Write out each record in full and exactly as given. Skip any pictures.

Dataset entries START

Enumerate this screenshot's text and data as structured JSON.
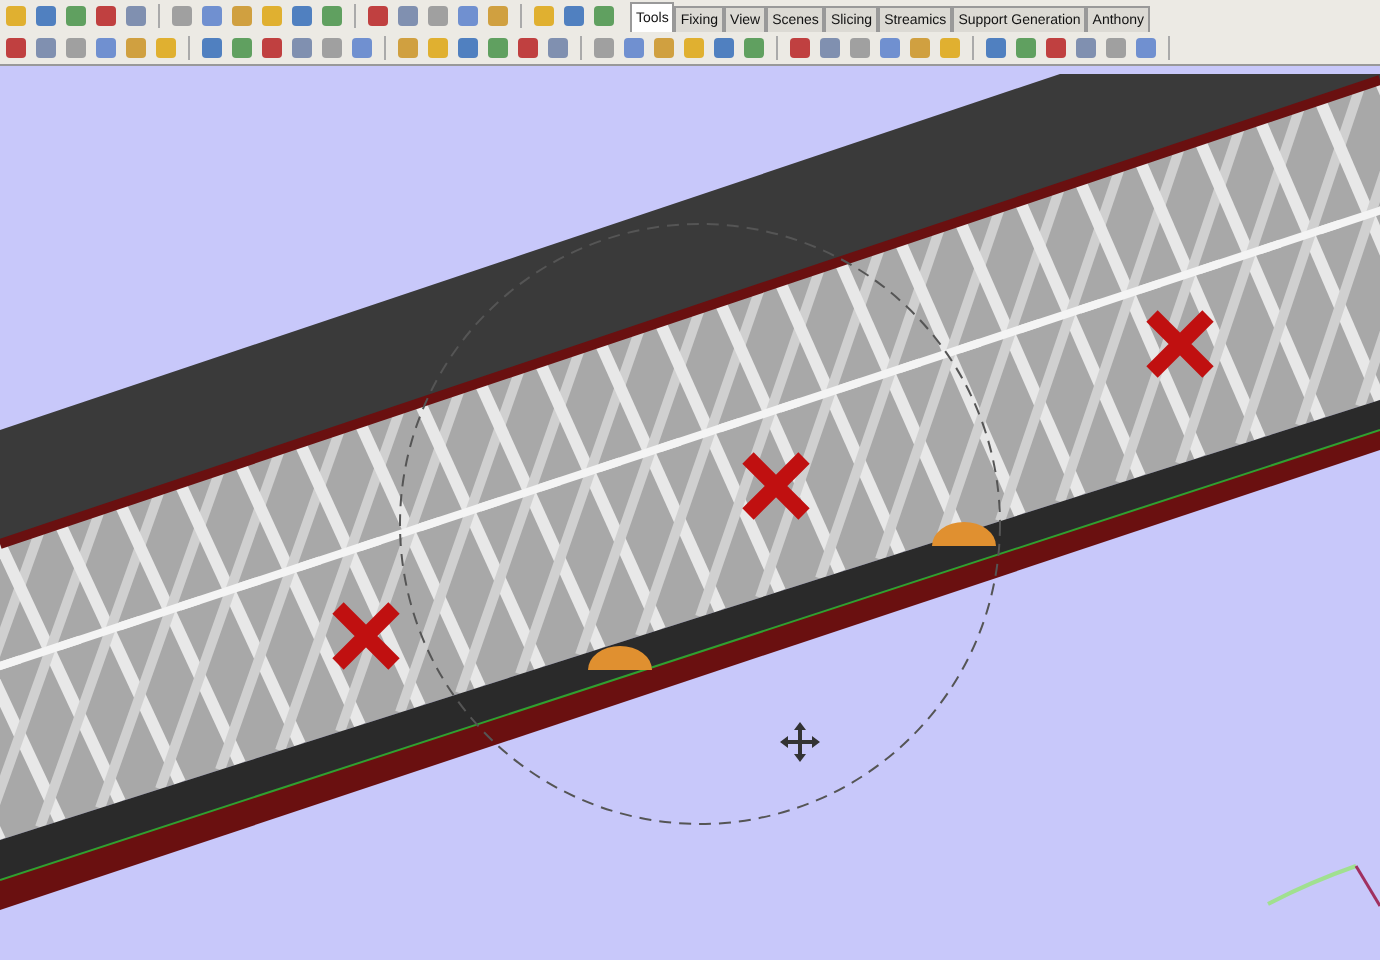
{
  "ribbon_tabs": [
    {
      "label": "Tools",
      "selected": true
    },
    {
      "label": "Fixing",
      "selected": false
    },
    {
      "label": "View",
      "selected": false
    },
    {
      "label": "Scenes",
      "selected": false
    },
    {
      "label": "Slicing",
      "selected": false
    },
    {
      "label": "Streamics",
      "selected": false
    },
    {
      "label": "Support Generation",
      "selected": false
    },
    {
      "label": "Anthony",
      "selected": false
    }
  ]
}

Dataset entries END

Answer space:
Enumerate this screenshot's text and data as structured JSON.
{
  "ribbon_tabs": [
    {
      "label": "Tools",
      "selected": true
    },
    {
      "label": "Fixing",
      "selected": false
    },
    {
      "label": "View",
      "selected": false
    },
    {
      "label": "Scenes",
      "selected": false
    },
    {
      "label": "Slicing",
      "selected": false
    },
    {
      "label": "Streamics",
      "selected": false
    },
    {
      "label": "Support Generation",
      "selected": false
    },
    {
      "label": "Anthony",
      "selected": false
    }
  ]
}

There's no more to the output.